about *soft vowel sounds*. . .
*soft vowel sounds* is the latest Oakland-based solo music project from former Bitesize guitarist-vocalist-principal songwriter Julia Serano. With *soft vowel sounds*, Julia offers a rather novel mix of deliciously percussive and dissonant guitar noises, catchy-as-hell melodies, oddly endearing vocals, and smart yet playful lyrics. While decidedly contemporary, the quirkiness and charming minimalism of *soft vowel sounds* evokes the spirit of early lo-fi recordings from artists such as Pavement, Liz Phair, Guided By Voices, Beat Happening, Sebadoh, and They Might Be Giants.
The debut *soft vowel sounds* recording, Ray versus Macbeth and the Music Box, part one, was officially released in November, 2014. It includes four songs, including the eponymous “Ray,” an amusing modern-day musical parody of the famous The Kinks’s song “Lola,” albeit written from a rather different perspective. Ray versus. . . opens up with the song “Music Box,” so called because of the percussive and harmonics-ladden guitar sound that drives it and the other songs on the record. The second song, “Open Letter,” is a majestic and moving anthem, while the third song, “Macbeth,” is a comic (or perhaps tragic!) tale about love and theatrical superstitions.
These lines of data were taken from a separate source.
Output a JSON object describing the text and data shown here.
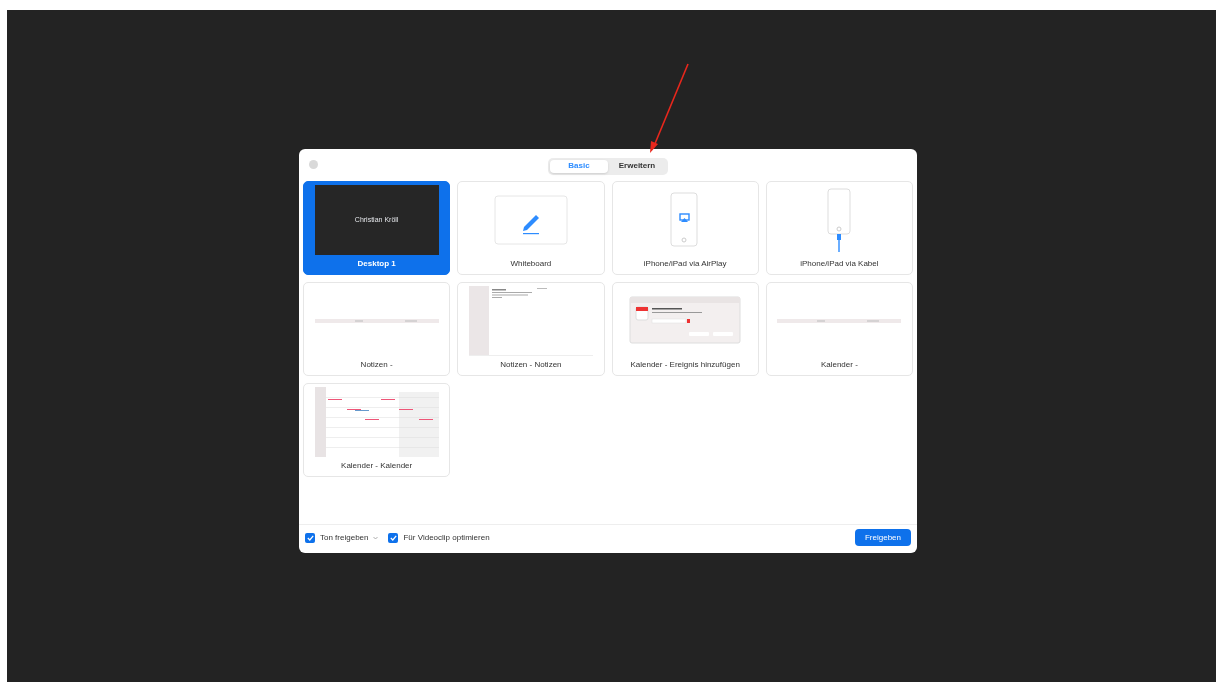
{
  "tabs": [
    {
      "label": "Basic",
      "selected": true
    },
    {
      "label": "Erweitern",
      "selected": false
    }
  ],
  "sources": [
    {
      "label": "Desktop 1",
      "kind": "desktop",
      "selected": true,
      "preview_text": "Christian Kröll"
    },
    {
      "label": "Whiteboard",
      "kind": "whiteboard",
      "selected": false
    },
    {
      "label": "iPhone/iPad via AirPlay",
      "kind": "airplay",
      "selected": false
    },
    {
      "label": "iPhone/iPad via Kabel",
      "kind": "cable",
      "selected": false
    },
    {
      "label": "Notizen -",
      "kind": "strip",
      "selected": false
    },
    {
      "label": "Notizen - Notizen",
      "kind": "notes",
      "selected": false
    },
    {
      "label": "Kalender - Ereignis hinzufügen",
      "kind": "dialog",
      "selected": false
    },
    {
      "label": "Kalender -",
      "kind": "strip",
      "selected": false
    },
    {
      "label": "Kalender - Kalender",
      "kind": "calendar",
      "selected": false
    }
  ],
  "options": [
    {
      "label": "Ton freigeben",
      "checked": true,
      "dropdown": true
    },
    {
      "label": "Für Videoclip optimieren",
      "checked": true,
      "dropdown": false
    }
  ],
  "share_button": "Freigeben"
}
The second *soft vowel sounds* release is in the works, and will likely be released sometime in 2023.
Music-wise, julia (aka, *soft vowel sounds*) is best known for her work as the singer, guitarist, and primary songwriter for the noise-pop/indie-rock band Bitesize, who from the late ‘90s through the ‘00s dazzled audiences with two-minute long pop gems filled with awkward stops and starts, weird bursts of guitar noise, back and forth vocals, quirky lyrics, and lots of jumping up and down. The band released two critically acclaimed CDs (The Best of Bitesize and Sophomore Slump), performed at high profile events (e.g., Noise Pop, North-by-Northwest, Mission Creek Music Festival, San Francisco Pride Main Stage), and received college radio airplay nationwide. Outside of her music, julia is also an author and spoken word performer - information about these other creative endeavors can be found at juliaserano.com.
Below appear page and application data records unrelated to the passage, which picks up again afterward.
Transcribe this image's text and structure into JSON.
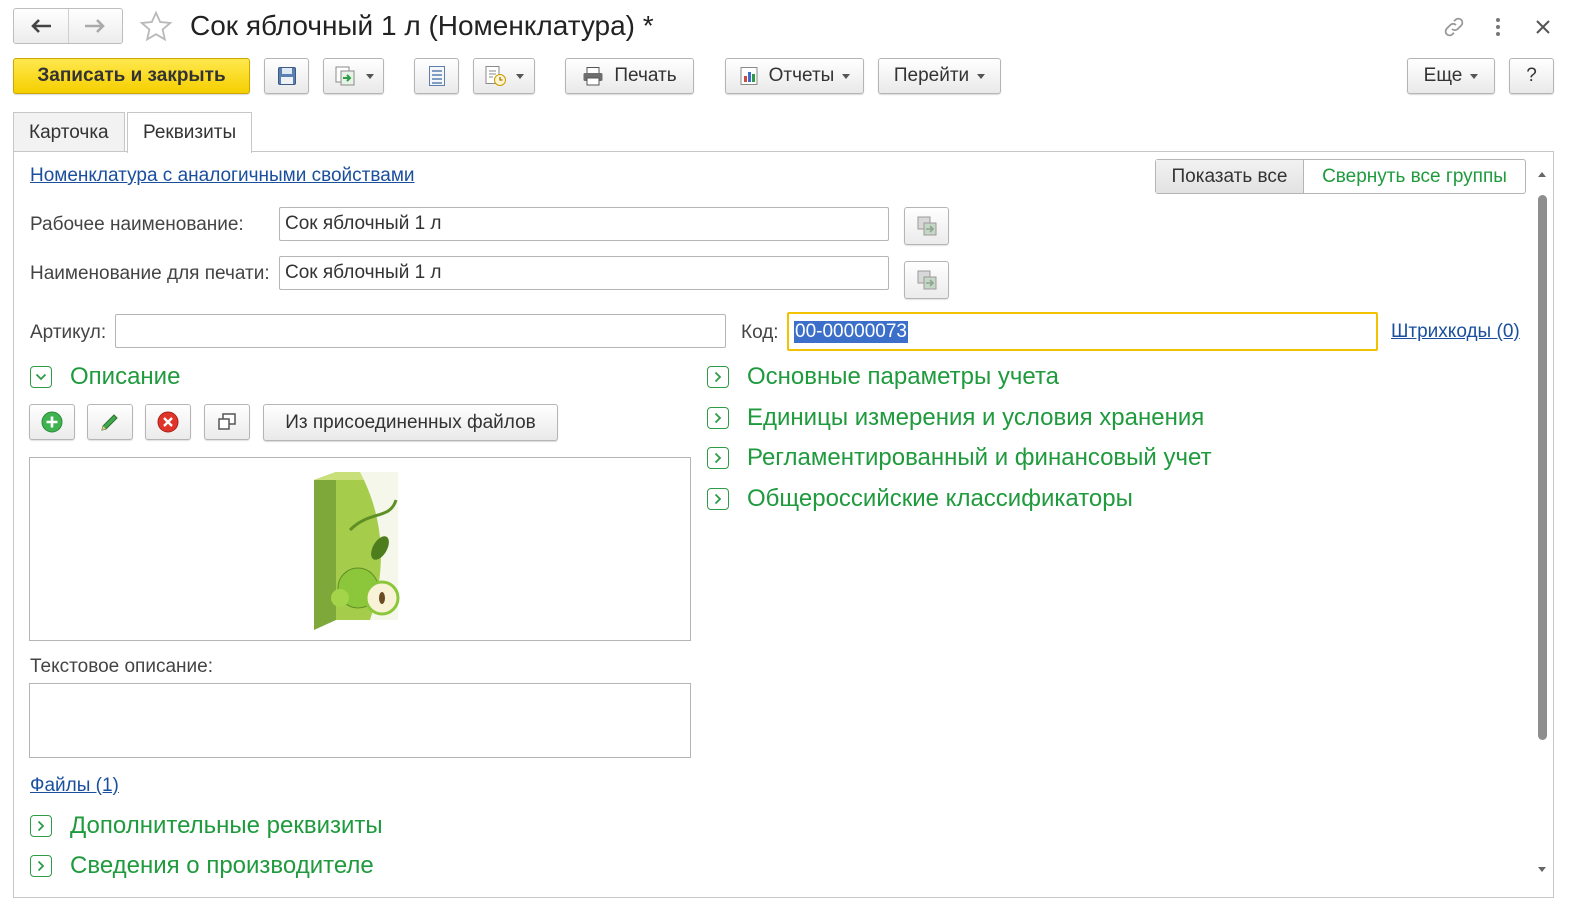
{
  "window": {
    "title": "Сок яблочный 1 л (Номенклатура) *",
    "icons": [
      "back-arrow-icon",
      "forward-arrow-icon",
      "favorite-star-icon",
      "link-icon",
      "more-vertical-icon",
      "close-icon"
    ]
  },
  "toolbar": {
    "save_close_label": "Записать и закрыть",
    "print_label": "Печать",
    "reports_label": "Отчеты",
    "goto_label": "Перейти",
    "more_label": "Еще",
    "help_label": "?"
  },
  "tabs": [
    {
      "label": "Карточка",
      "active": false
    },
    {
      "label": "Реквизиты",
      "active": true
    }
  ],
  "form": {
    "similar_link": "Номенклатура с аналогичными свойствами",
    "show_all_label": "Показать все",
    "collapse_all_label": "Свернуть все группы",
    "work_name_label": "Рабочее наименование:",
    "work_name_value": "Сок яблочный 1 л",
    "print_name_label": "Наименование для печати:",
    "print_name_value": "Сок яблочный 1 л",
    "article_label": "Артикул:",
    "article_value": "",
    "code_label": "Код:",
    "code_value": "00-00000073",
    "barcodes_link": "Штрихкоды (0)",
    "description_group": "Описание",
    "from_files_label": "Из присоединенных файлов",
    "text_description_label": "Текстовое описание:",
    "text_description_value": "",
    "files_link": "Файлы (1)",
    "additional_group": "Дополнительные реквизиты",
    "manufacturer_group": "Сведения о производителе",
    "right_groups": [
      "Основные параметры учета",
      "Единицы измерения и условия хранения",
      "Регламентированный и финансовый учет",
      "Общероссийские классификаторы"
    ]
  },
  "colors": {
    "accent_yellow": "#f5cf00",
    "group_green": "#1f9a3d",
    "link_blue": "#1a4f9e",
    "selection_blue": "#3b6fc9"
  }
}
so are the asterisks actually a part of the name?
No, not officially. It is perfectly fine to refer to the band as Soft Vowel Sounds - in fact, that is how it appears on many Internet sites (where artist names beginning with an asterisk are not allowed or confuse search results). The asterisks are more of an aesthetic preference with regard to artwork, etcetera.